Using Select Case in VBA

select case

This page shows how you can use Select Case to determine which code block (after each Case statement) needs to be executed. The different ways to specify the Case clauses are shown. In the example below the string after Debug.Print explains what the Case's condition specifies. It is important to understand that (only) the block is executed that has matching condition. Select Case statements can be nested or mixed with If statements to implement decision trees. In the example below the value 9 matches both Case 8 To 10 (Between 8 and 10) and Case Is < 10 (Smaller than 10), the first match is executed.

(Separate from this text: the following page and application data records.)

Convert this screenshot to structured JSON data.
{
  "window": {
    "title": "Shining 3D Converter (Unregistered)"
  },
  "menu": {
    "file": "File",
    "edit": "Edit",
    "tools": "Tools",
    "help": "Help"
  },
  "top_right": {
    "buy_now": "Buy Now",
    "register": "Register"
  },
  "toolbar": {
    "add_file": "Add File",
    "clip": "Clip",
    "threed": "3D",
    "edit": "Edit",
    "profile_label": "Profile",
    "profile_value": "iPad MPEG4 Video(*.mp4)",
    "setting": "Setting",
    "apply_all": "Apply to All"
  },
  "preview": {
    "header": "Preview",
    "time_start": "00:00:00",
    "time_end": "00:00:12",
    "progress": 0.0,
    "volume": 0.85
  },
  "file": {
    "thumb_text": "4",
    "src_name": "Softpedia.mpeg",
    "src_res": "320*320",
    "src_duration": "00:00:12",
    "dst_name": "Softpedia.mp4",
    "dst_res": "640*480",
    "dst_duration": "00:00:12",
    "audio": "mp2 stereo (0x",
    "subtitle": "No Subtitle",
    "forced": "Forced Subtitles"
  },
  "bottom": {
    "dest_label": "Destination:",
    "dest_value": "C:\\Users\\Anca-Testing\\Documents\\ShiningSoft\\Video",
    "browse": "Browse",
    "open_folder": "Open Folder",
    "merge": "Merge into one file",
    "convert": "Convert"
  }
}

Sub SelectDemo1()
    Dim Number: Number = 9    ' Demo value.
    Select Case Number    'Determine which branch is appropriate.
        Case 2 To 4
        Debug.Print "Between 2 and 4"
        Case 1, 7
        Debug.Print "1 or 7"
        Case 8 To 10
        Debug.Print "Between 8 and 10"
        Case Is < 10
        Debug.Print "Smaller than 10"
        Case Is > 12
        Debug.Print "Greater than 12"
        Case Else
        Debug.Print "Not any of the previous cases"
    End Select
End Sub
Select Case Select Case LCase Select Case Else Case , (Or) Case .. To .. Case Is < Case Is > Case Else

Select Case

After Select Case you can put any numeric expression or string expression, but in most cases one will use a variable here, as in SelectDemo1 Number. Below gives an example of using a string expression:

Dim Products As Collection, prod As Product
Dim i As Integer: i = 2
Set prod = Products(i)
Select Case prod.Category
Case "Fruit"

Select Case LCase

The problem with strings is that if just one character is uppercase in the Select Case expression and lowercase in the Case expression it will not been considered as a match. A way to prevent this is to make all characters lower- or upper-case:

Select Case LCase(prod.Category)
Case "fruit"

Select Case Else

More often then not Select Case Else is included as an easy way to make sure all possible cases are getting handled. However it may be argued that all known cases must be explicit and this one should be used for error handling.

Err.Raise Number:=cintUnspecifiedCaseInSelect, Description:="Unspecified Case in Select"

Specifying Case

In the Case statement one or more expressions may be combined, separated by a comma, meaning if .. or .. or .., in all those cases do the statement block from this Case.

Case 1 To 4, 7 To 9, 11, 13, Is > MaxNumber

Case , (Or)

1 or 7

Case 1, 7

Case .. To ..

8 To 10: 8, 9, 10

Case 8 To 10

Interestingly, To can also be used with strings. In the below example value 'popcorn' would be considered a match for 'nuts To soup'

Case "everything", "nuts" To "soup", TestItem

Case Is <

Case Is < 10 - any number below 10

Case Is < 10

Case Is >

Case Is > 10

Case Else

If no match on all previous Case statements.